[[ Task input open ]]

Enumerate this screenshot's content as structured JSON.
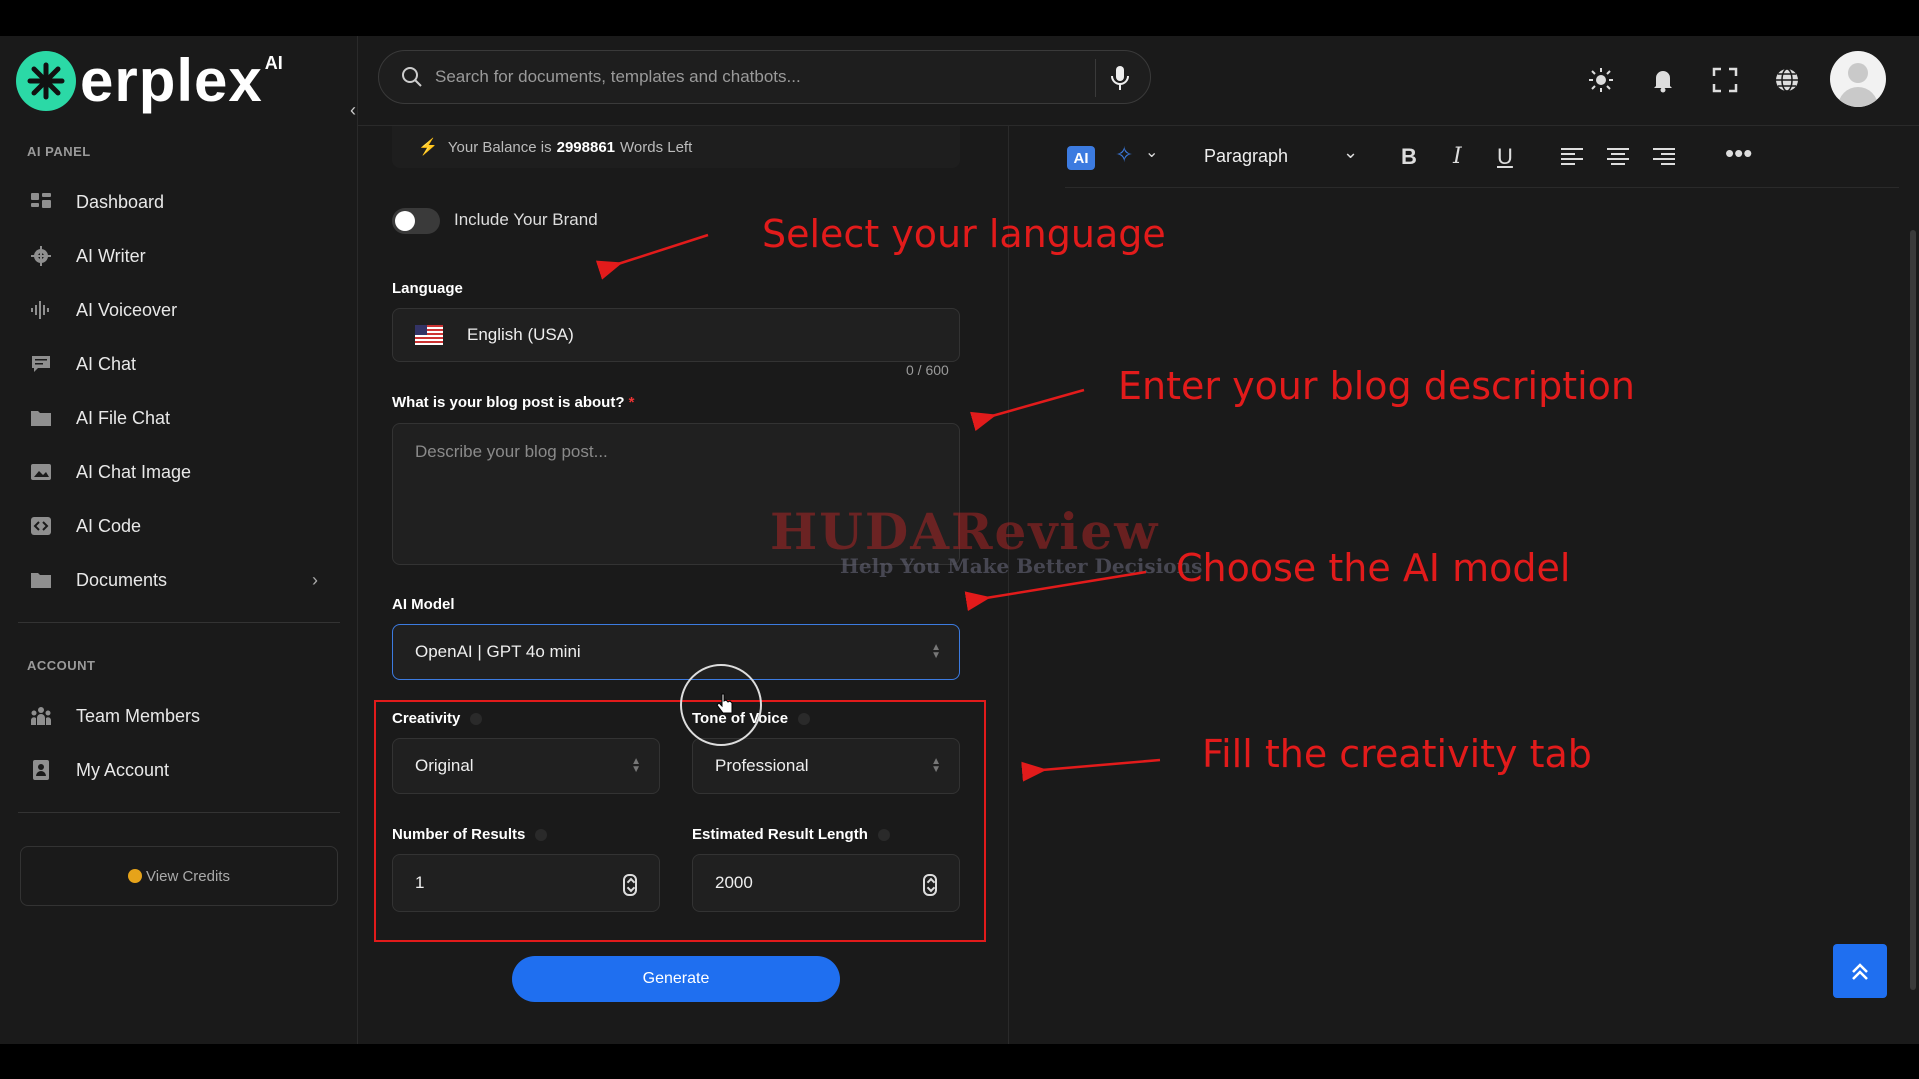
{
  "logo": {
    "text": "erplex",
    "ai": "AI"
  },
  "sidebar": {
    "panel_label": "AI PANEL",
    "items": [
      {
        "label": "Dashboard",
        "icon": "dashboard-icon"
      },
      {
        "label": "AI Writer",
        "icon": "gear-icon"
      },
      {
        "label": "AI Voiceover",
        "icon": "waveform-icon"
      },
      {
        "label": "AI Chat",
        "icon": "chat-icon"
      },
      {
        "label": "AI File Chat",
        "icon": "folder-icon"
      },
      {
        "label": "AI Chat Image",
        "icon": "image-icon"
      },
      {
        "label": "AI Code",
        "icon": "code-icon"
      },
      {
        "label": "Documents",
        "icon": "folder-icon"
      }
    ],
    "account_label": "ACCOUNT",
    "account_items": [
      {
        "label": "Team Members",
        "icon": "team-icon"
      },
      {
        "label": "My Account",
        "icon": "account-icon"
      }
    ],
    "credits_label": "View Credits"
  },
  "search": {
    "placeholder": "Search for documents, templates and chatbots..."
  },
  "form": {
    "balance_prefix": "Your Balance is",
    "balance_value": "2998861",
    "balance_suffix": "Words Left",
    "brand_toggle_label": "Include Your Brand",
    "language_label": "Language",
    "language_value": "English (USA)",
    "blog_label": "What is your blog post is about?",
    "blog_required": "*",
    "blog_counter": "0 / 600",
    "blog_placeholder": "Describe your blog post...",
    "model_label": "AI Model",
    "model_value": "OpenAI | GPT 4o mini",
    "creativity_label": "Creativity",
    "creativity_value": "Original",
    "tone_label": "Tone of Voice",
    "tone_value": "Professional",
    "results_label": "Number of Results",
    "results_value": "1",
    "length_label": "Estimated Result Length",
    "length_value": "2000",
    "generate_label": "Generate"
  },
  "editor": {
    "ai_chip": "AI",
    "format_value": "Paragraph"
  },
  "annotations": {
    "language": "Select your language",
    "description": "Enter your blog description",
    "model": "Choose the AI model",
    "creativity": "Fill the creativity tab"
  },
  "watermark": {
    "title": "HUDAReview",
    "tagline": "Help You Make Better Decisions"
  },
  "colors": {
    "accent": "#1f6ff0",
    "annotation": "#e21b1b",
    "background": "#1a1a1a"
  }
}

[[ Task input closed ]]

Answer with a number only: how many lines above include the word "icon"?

10